Capitalism is beginning to become a dirty word again. People have begun to protest against the profit system and the effect it is having on the environment and the quality of life generally. Neither the Democrats nor the Republicans want nothing to do with these protests. They are as committed to serving the interests of Wall Street. Jill Stein and the Green Party are not anti-capitalist either. Certainly, they criticise Big Corporations and are critical of some of the ways the market-driven system works. And Green Party Ministers in Germany, France Ireland and Italy haven't made any difference to the way capitalism works. It's the old illusion that you can use taxes and government intervention to make the capitalist system work for everybody's benefit. You can't, as has been proved time and again.

A supposedly spontaneous, unorganised anti-capitalist revolution would only end in disaster out of which either the present rulers would succeed in reasserting their control or a new set of rulers would profit from the chaos to seize power. If we are going to get rid of capitalism the majority is going to have to organise itself to do so—in a permanent organisation with a democratic structure. We need to organise to create a state-free, money-free society where goods are produced not to make profits but simply because people needed them.

The election is carried out as if the two main protagonists are marketing agencies selling two superficially different (but nevertheless fundamentally identical) products. The tools of their trade are the typical marketing techniques employed by corporate business everywhere - "spin", "positioning" in relation to key target sectors, junk mail and cold calling of those in a targeted market niche.

So what can you do? Not voting is not as bad as voting for one or other of the parties that stand for keeping capitalism going. But it's a bit of a cop-out. Our ancestors were right to struggle for the vote. The fact that up to now it hasn't been used properly is no reason for rejecting it as useless. Because we think that, in future, the election system could be used in a constructive way we shall be exercising our right to vote. We suggest a write-in vote for socialism. Real socialism, that is. In real socialism, since profit making and money will be abolished, it is all the people and the environment which will come first. Capitalism, with its anti-environmental and anti-social policies, is what needs to be replaced. Socialism is a theory of society that pulls away the mystifying veil of capitalism to reveal the economic exploitation at its core.

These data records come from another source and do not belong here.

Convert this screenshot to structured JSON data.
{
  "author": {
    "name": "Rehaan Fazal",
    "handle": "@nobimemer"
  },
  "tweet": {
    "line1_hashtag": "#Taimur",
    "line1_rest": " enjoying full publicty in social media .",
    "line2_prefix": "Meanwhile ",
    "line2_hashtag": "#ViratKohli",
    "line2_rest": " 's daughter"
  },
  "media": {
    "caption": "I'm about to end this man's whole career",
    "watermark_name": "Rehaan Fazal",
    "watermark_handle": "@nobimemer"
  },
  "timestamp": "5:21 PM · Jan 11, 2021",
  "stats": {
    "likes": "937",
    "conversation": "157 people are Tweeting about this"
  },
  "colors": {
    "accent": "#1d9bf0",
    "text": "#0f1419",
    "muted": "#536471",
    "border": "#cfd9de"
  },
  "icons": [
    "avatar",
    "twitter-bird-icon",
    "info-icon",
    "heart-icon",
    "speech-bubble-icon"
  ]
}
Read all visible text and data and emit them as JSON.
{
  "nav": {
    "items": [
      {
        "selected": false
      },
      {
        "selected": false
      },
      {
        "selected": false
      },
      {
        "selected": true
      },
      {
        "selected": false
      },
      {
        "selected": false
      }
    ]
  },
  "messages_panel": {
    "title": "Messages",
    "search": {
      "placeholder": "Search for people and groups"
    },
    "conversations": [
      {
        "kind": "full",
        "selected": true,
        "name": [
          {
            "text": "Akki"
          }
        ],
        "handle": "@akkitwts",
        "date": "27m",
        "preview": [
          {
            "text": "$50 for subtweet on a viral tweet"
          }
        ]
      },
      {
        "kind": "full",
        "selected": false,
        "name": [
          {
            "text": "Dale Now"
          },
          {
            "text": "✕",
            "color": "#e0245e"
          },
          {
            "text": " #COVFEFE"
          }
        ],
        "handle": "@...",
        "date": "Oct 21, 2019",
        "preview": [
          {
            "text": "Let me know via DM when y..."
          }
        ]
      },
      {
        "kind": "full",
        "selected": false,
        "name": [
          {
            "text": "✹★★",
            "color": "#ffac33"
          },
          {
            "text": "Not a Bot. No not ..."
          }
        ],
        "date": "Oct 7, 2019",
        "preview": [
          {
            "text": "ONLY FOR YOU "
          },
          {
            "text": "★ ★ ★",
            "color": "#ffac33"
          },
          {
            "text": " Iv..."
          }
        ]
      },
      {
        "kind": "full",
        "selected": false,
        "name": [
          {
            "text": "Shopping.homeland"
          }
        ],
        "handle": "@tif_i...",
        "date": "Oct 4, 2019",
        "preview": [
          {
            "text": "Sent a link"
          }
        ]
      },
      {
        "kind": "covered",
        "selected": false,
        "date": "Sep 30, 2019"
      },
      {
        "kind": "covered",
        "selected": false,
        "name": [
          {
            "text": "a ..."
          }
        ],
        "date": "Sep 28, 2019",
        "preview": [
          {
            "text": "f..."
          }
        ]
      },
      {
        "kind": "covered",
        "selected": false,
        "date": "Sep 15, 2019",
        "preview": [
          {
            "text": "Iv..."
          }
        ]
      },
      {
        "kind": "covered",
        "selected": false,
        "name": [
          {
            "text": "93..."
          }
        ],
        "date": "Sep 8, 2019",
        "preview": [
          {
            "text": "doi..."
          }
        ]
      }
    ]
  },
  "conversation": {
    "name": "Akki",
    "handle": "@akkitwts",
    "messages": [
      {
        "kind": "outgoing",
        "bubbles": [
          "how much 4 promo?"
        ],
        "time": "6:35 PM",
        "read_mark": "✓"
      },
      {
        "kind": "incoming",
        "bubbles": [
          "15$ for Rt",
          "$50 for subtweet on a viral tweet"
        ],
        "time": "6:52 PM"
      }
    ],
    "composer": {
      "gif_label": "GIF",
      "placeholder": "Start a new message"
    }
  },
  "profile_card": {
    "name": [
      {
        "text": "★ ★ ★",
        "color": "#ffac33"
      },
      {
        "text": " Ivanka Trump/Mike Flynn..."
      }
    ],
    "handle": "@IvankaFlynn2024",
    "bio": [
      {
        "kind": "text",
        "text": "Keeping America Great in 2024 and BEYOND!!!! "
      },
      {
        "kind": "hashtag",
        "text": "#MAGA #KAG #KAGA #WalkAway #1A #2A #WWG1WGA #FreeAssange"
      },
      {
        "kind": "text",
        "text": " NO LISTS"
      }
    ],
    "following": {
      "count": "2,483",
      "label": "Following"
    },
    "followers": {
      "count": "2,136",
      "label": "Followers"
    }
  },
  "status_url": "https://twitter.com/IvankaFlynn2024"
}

In light of all the suffering and misery that is erupting throughout the world, is it not time to share resources with one another. Capitalism really did create the capacity for comfortable living. Consider socialism as the common sense application of that potential for abundance. 

No comments: